PULLMAN — Professor Kenneth Kardong has studied rattlesnakes and other venomous snakes over the 36 years he has been at WSU. He is the author of numerous research papers and a textbook on vertebrate anatomy and evolution, and he has taught legions of WSU undergraduates, as well as many graduate students.
 
Kardong will give a public address that synthesizes his years of research. The talk is scheduled for 4 p.m. Monday, Sept. 8, in Abelson, Room 201, with refreshments starting at 3:30 p.m. in Abelson, Room 306.
 
“This series is not just the usual faculty talk,” said School of Biological Sciences Director Gary Thorgaard. “Each address is a chance for one of our faculty members to pull together ideas from many years of research and study. Anyone with interests in the life sciences is encouraged to attend and get an outstanding overview of the subject.”

Venomous snakes have “solved” several unique challenges as they evolved from earlier, non-venomous ancestor snakes. They have adapted to produce some highly potent poisons, modify fangs to inject prey with them, and change in myriad other ways on their journey to becoming effective venomous snakes. The title of the talk is “Evolving Around Complexity: solving Cuvier’s dilemma.” 

Over the years Kardong has captured and studied rattlesnakes in the Northwest and other poisonous snakes elsewhere. Students remember his high-speed film showing the many separate events that happen at lighting speed as a rattlesnake strikes its prey. He is also an expert on how rattlesnakes relocate their prey, using their eyes, infrared “pits” below their eyes, and their flickering tongues to find rodents who have run off to die.

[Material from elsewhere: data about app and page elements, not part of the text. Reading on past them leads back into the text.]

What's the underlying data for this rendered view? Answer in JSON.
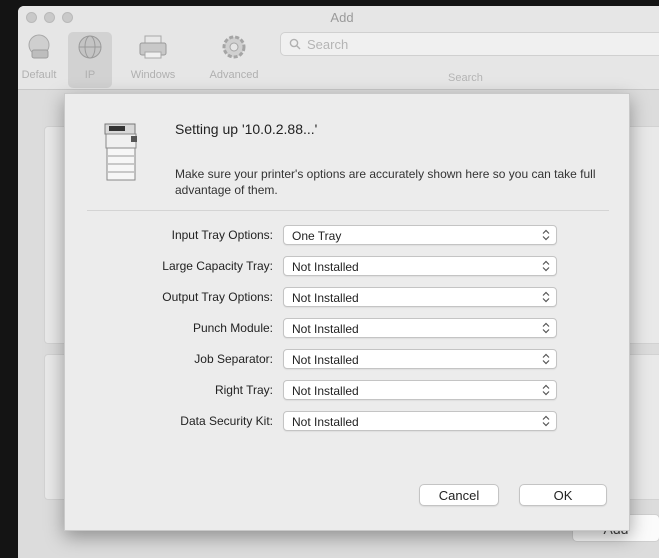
{
  "window": {
    "title": "Add"
  },
  "toolbar": {
    "tools": [
      {
        "label": "Default",
        "icon": "default-printer-icon"
      },
      {
        "label": "IP",
        "icon": "globe-icon"
      },
      {
        "label": "Windows",
        "icon": "windows-printer-icon"
      },
      {
        "label": "Advanced",
        "icon": "gear-icon"
      }
    ],
    "search_placeholder": "Search",
    "search_caption": "Search"
  },
  "background": {
    "add_button": "Add"
  },
  "sheet": {
    "heading": "Setting up '10.0.2.88...'",
    "description": "Make sure your printer's options are accurately shown here so you can take full advantage of them.",
    "options": [
      {
        "label": "Input Tray Options:",
        "value": "One Tray"
      },
      {
        "label": "Large Capacity Tray:",
        "value": "Not Installed"
      },
      {
        "label": "Output Tray Options:",
        "value": "Not Installed"
      },
      {
        "label": "Punch Module:",
        "value": "Not Installed"
      },
      {
        "label": "Job Separator:",
        "value": "Not Installed"
      },
      {
        "label": "Right Tray:",
        "value": "Not Installed"
      },
      {
        "label": "Data Security Kit:",
        "value": "Not Installed"
      }
    ],
    "cancel_label": "Cancel",
    "ok_label": "OK"
  }
}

Kardong’s work has been featured in a BBC documentary production as well as by Northwest news media.

The talk and preceding reception are free and open to the public.